Q: What is next in terms of research. What would you like done in future studies?

A: “This is a very important question. I think the next step is going to be focusing more on how to increase the overall durability of response as well as increased the rate of response. And I think that's going to be done by combining drugs. We have several active drugs now. So, figuring out how to combine them, and probably trying to treat patients earlier in their disease course will be important, so they don't even get to the point of becoming transfusion dependent. Several of those studies I think are going to happen over the next few years. And of course, there are other drugs that are being studied in phase I and phase II trials. Some of those hopefully will also lead to benefit to patients so that if we cannot cure the disease, we can for most patients at least improve their quality of life, make transfusions as least as possible, and also make sure they are out of the hospital and having a good quality of life.”

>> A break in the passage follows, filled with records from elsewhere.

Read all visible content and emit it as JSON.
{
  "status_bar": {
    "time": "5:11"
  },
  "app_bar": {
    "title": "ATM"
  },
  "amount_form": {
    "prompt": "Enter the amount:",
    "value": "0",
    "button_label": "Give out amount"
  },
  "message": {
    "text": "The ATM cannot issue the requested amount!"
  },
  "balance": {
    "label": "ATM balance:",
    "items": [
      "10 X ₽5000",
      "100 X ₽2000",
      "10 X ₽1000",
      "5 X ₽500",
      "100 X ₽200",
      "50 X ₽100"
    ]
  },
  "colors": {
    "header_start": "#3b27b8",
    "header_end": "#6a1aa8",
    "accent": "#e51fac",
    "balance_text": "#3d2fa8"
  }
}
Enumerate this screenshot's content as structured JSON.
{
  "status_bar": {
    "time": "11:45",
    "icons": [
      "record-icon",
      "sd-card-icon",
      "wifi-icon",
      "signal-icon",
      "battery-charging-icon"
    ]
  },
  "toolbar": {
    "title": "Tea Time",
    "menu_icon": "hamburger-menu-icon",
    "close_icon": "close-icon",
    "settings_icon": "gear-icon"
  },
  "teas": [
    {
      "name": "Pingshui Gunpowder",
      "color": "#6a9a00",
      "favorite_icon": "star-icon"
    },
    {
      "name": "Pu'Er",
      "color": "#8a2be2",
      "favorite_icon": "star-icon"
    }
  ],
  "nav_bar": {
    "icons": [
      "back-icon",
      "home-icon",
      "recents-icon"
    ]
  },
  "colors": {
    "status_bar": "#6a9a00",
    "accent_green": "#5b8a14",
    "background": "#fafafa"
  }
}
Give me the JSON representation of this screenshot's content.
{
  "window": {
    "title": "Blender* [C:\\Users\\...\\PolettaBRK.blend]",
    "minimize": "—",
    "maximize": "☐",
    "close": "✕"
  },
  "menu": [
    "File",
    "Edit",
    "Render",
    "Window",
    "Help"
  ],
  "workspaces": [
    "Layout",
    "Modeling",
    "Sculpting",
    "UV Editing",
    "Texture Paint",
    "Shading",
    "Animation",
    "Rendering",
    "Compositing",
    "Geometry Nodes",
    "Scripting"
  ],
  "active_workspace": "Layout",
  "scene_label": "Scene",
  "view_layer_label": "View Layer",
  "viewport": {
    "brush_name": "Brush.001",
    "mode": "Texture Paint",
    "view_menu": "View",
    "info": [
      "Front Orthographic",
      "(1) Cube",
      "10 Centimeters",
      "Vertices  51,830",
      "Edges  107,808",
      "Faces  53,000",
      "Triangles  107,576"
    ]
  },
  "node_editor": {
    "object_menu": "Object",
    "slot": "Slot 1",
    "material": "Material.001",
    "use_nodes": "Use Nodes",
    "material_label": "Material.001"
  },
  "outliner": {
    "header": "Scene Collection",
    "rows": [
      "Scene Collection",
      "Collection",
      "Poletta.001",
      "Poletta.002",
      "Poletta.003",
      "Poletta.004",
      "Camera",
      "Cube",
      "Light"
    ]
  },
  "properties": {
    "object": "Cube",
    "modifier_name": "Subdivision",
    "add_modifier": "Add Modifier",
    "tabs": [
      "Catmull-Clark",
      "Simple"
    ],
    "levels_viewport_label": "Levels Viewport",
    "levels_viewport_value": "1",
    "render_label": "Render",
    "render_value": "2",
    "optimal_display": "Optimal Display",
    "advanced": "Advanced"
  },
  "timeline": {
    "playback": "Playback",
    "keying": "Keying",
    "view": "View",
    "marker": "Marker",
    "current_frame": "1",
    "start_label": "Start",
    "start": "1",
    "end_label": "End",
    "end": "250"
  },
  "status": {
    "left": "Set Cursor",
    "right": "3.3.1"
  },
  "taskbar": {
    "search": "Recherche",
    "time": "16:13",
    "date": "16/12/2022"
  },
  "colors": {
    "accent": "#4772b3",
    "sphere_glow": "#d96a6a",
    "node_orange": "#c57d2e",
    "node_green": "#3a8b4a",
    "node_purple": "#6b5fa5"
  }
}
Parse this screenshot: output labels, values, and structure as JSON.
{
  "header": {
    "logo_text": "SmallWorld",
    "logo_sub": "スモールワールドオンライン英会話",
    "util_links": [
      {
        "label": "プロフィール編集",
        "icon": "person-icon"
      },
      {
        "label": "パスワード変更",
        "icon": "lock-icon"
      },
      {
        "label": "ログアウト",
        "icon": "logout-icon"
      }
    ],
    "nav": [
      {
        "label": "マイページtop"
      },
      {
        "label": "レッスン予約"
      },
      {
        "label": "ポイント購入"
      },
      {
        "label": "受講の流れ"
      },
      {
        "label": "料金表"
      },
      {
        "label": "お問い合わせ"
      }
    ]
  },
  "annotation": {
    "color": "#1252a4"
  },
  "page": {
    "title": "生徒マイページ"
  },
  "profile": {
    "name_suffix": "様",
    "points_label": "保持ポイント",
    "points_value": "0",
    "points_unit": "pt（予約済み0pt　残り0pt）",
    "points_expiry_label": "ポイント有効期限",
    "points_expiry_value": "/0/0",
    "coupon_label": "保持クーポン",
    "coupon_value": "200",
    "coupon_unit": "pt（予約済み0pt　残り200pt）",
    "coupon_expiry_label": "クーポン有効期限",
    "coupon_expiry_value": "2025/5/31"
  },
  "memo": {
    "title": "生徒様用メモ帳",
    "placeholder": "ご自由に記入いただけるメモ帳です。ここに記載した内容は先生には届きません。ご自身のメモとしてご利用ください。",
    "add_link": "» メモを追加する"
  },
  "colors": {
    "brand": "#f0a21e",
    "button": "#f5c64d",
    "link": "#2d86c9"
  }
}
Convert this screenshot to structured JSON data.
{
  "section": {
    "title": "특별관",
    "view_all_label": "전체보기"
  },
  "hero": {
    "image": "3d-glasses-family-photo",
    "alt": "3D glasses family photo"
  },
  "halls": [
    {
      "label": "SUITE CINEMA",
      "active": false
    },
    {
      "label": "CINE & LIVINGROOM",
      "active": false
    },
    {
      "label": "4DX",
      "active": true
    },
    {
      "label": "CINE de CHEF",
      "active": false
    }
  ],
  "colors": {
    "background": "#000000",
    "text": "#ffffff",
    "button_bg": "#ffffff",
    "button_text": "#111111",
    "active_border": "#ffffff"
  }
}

Q: What does the presentation at ASCO mean to you?

A: “It's one of the most gratifying moments for a clinical investigator when we hear a trial we worked on is positive. The reason why we do clinical trials is to help our patients. So have a positive trial and especially with an agent that you have worked on for years, and you have been very involved in the trial for a long time, not only in accruing patients, but also in the design and the conduct and oversight of the study and to have a trial being positive, especially for a randomized phase III trial, is a very good feeling, and the day when you hear that the results are positive is a day that you tend to remember for a very long time because what you have worked on did not only help your own patients, but hopefully if the drug gets approved, it's going to help many patients that you have not directly interacted with, which is I think is the most important mission of any clinical research. We are the face of the trial as clinical investigators, but we have a huge team here at Yale. A lot of coordinators, clinical research nurses, regulatory staff, and our nurse practitioners – all of them have been very important to the conduct of the trial here at Yale. This was a global study that happened in many countries, many centers, and it's a coordinated effort. So we are presenting the data on behalf of everybody and hoping that the regulatory review will be successful, and we have another option for our patients.”

Submitted by Renee Gaudette on June 01, 2023